**Task objective:**
Where does "encrypted" occur in the listing? Copy every line that holds it.
** Opening Dataset records block **
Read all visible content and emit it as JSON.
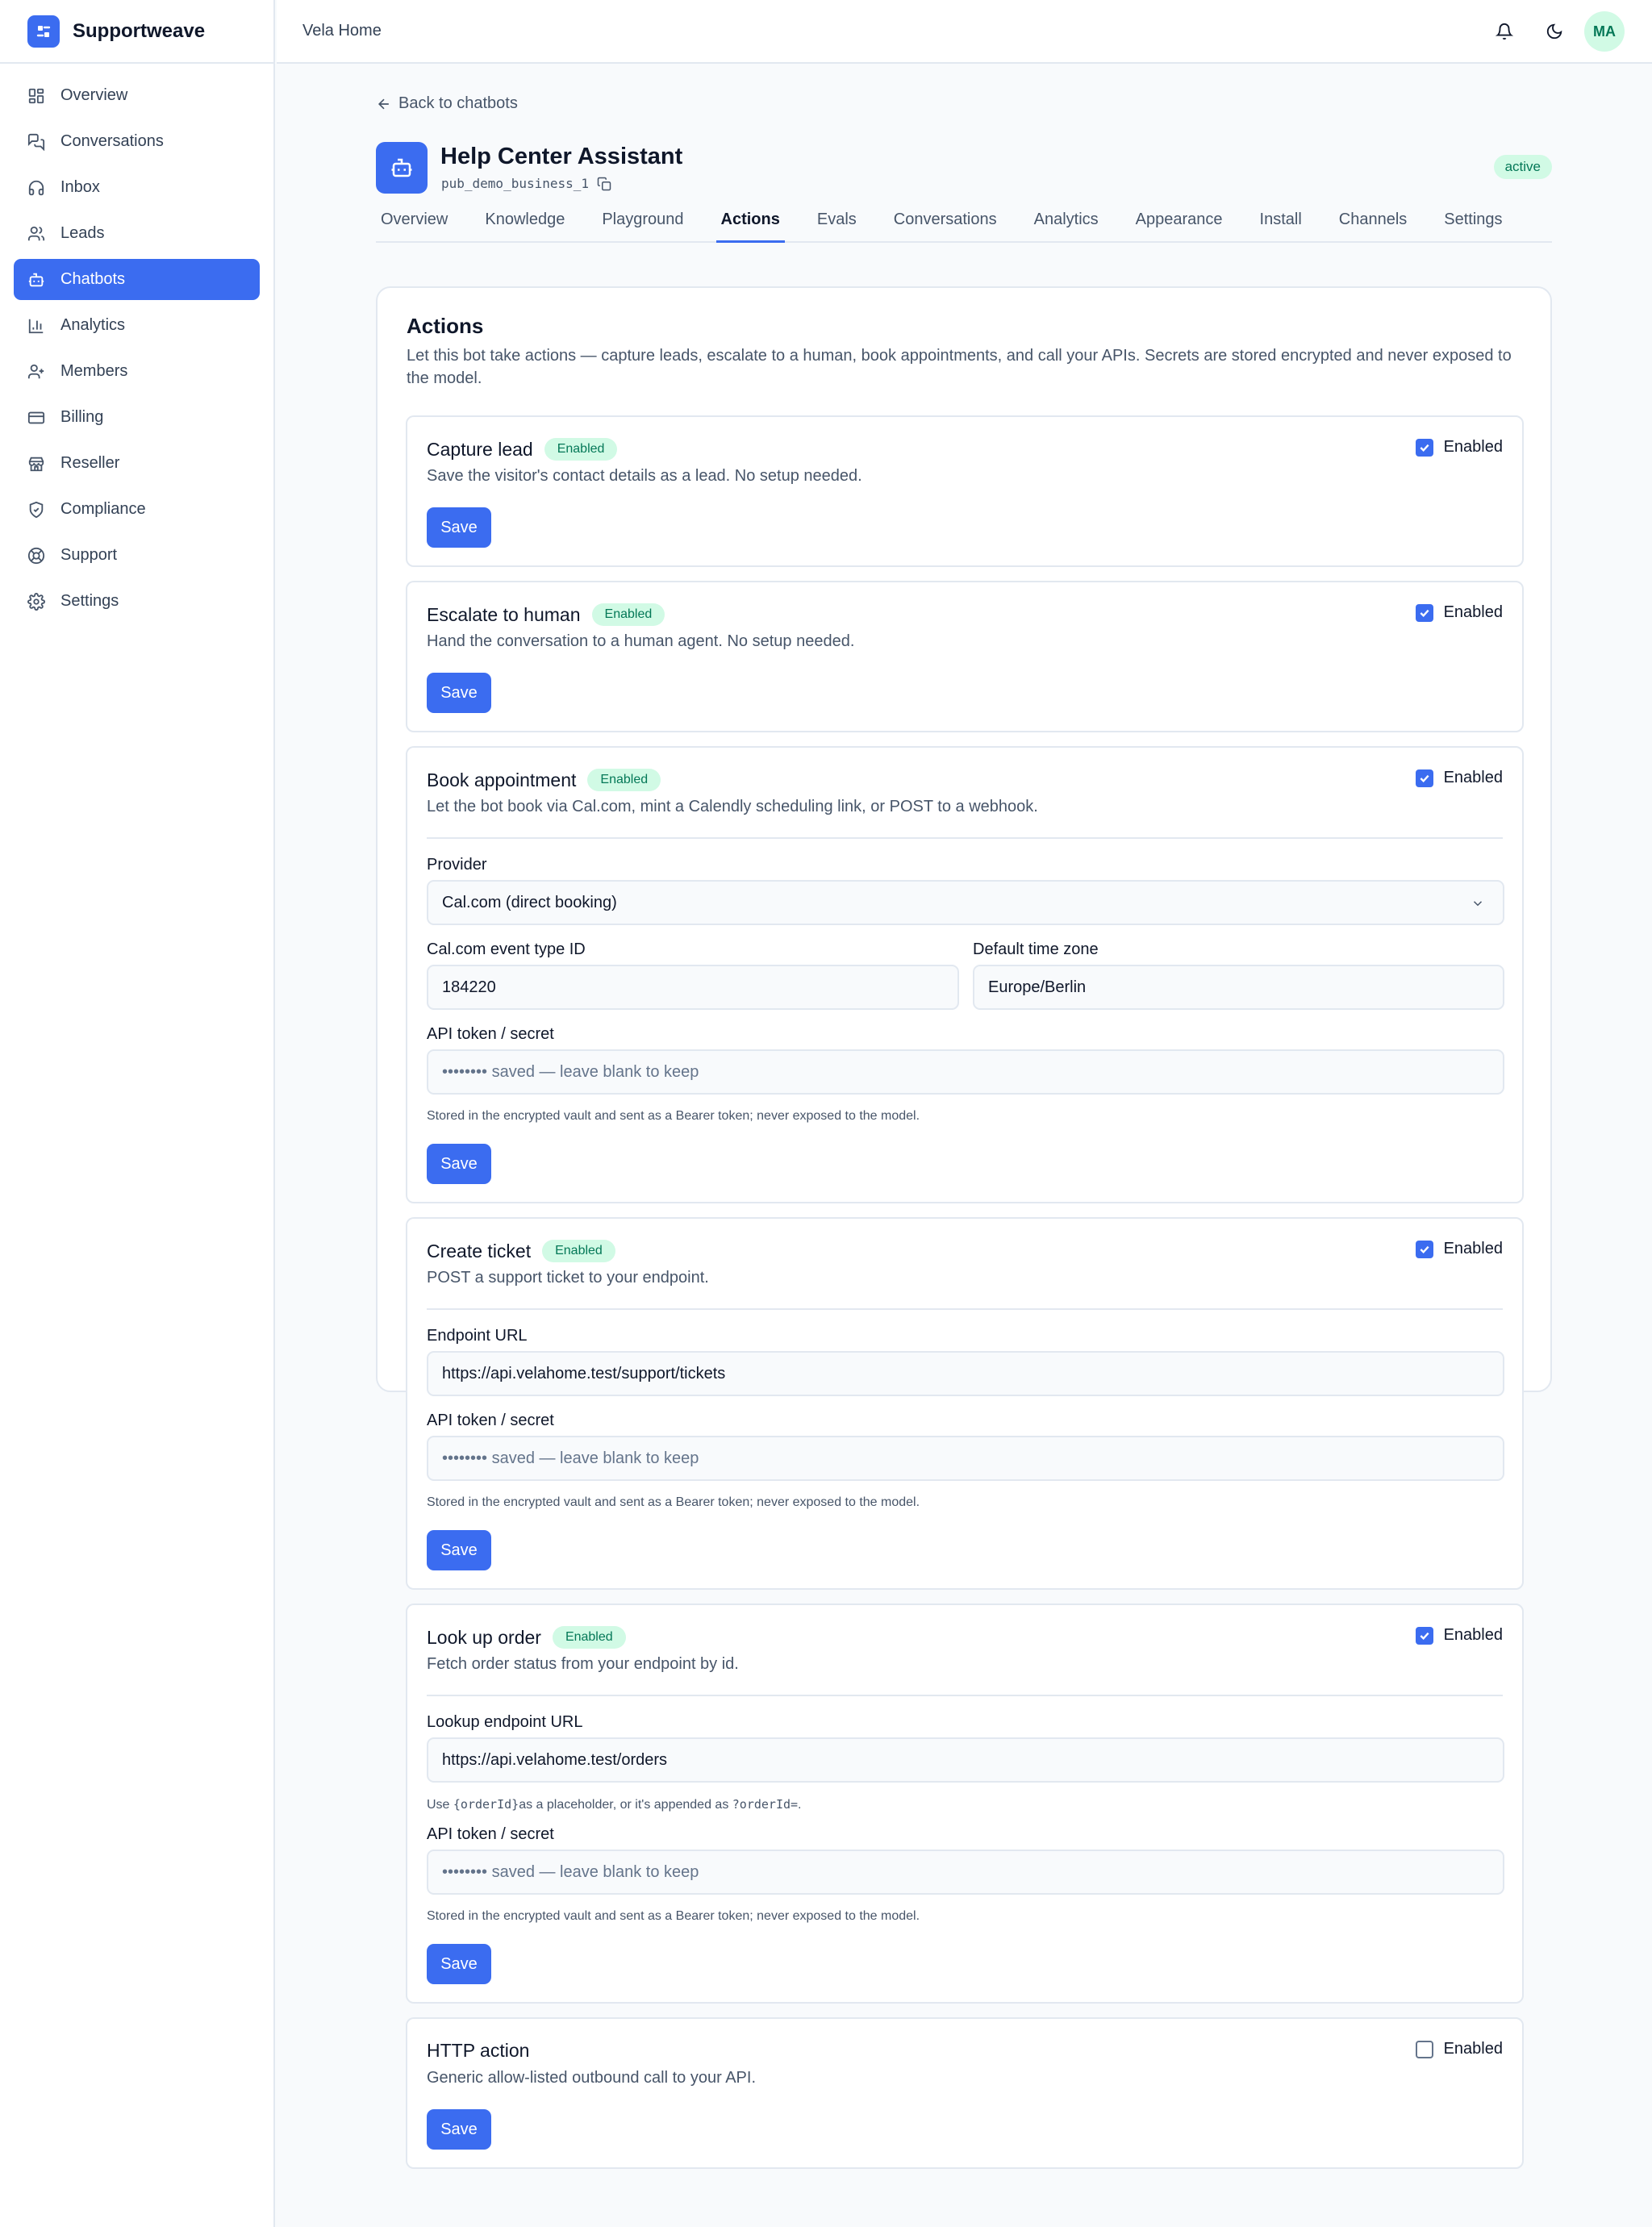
{
  "brand": {
    "name": "Supportweave"
  },
  "sidebar": {
    "items": [
      {
        "label": "Overview",
        "icon": "grid-icon"
      },
      {
        "label": "Conversations",
        "icon": "chat-bubbles-icon"
      },
      {
        "label": "Inbox",
        "icon": "headset-icon"
      },
      {
        "label": "Leads",
        "icon": "users-icon"
      },
      {
        "label": "Chatbots",
        "icon": "bot-icon",
        "active": true
      },
      {
        "label": "Analytics",
        "icon": "bar-chart-icon"
      },
      {
        "label": "Members",
        "icon": "user-plus-icon"
      },
      {
        "label": "Billing",
        "icon": "credit-card-icon"
      },
      {
        "label": "Reseller",
        "icon": "store-icon"
      },
      {
        "label": "Compliance",
        "icon": "shield-icon"
      },
      {
        "label": "Support",
        "icon": "lifebuoy-icon"
      },
      {
        "label": "Settings",
        "icon": "gear-icon"
      }
    ]
  },
  "topbar": {
    "workspace": "Vela Home",
    "avatar_initials": "MA"
  },
  "header": {
    "back_label": "Back to chatbots",
    "bot_name": "Help Center Assistant",
    "bot_id": "pub_demo_business_1",
    "status": "active"
  },
  "tabs": [
    "Overview",
    "Knowledge",
    "Playground",
    "Actions",
    "Evals",
    "Conversations",
    "Analytics",
    "Appearance",
    "Install",
    "Channels",
    "Settings"
  ],
  "active_tab": "Actions",
  "panel": {
    "title": "Actions",
    "description": "Let this bot take actions — capture leads, escalate to a human, book appointments, and call your APIs. Secrets are stored encrypted and never exposed to the model."
  },
  "common": {
    "enabled_badge": "Enabled",
    "enabled_checkbox": "Enabled",
    "save": "Save",
    "api_token_label": "API token / secret",
    "secret_placeholder": "•••••••• saved — leave blank to keep",
    "secret_hint": "Stored in the encrypted vault and sent as a Bearer token; never exposed to the model."
  },
  "actions": {
    "capture_lead": {
      "title": "Capture lead",
      "description": "Save the visitor's contact details as a lead. No setup needed.",
      "enabled": true
    },
    "escalate": {
      "title": "Escalate to human",
      "description": "Hand the conversation to a human agent. No setup needed.",
      "enabled": true
    },
    "book": {
      "title": "Book appointment",
      "description": "Let the bot book via Cal.com, mint a Calendly scheduling link, or POST to a webhook.",
      "enabled": true,
      "provider_label": "Provider",
      "provider_value": "Cal.com (direct booking)",
      "event_label": "Cal.com event type ID",
      "event_value": "184220",
      "tz_label": "Default time zone",
      "tz_value": "Europe/Berlin"
    },
    "ticket": {
      "title": "Create ticket",
      "description": "POST a support ticket to your endpoint.",
      "enabled": true,
      "endpoint_label": "Endpoint URL",
      "endpoint_value": "https://api.velahome.test/support/tickets"
    },
    "order": {
      "title": "Look up order",
      "description": "Fetch order status from your endpoint by id.",
      "enabled": true,
      "endpoint_label": "Lookup endpoint URL",
      "endpoint_value": "https://api.velahome.test/orders",
      "hint_prefix": "Use",
      "hint_code1": "{orderId}",
      "hint_middle": "as a placeholder, or it's appended as",
      "hint_code2": "?orderId=",
      "hint_suffix": "."
    },
    "http": {
      "title": "HTTP action",
      "description": "Generic allow-listed outbound call to your API.",
      "enabled": false
    }
  },
  "colors": {
    "accent": "#3b6cf0",
    "badge_bg": "#d1fae5",
    "badge_text": "#047857"
  }
}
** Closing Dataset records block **
**Expected answer:**
    "description": "Let this bot take actions — capture leads, escalate to a human, book appointments, and call your APIs. Secrets are stored encrypted and never exposed to the model."
    "secret_hint": "Stored in the encrypted vault and sent as a Bearer token; never exposed to the model."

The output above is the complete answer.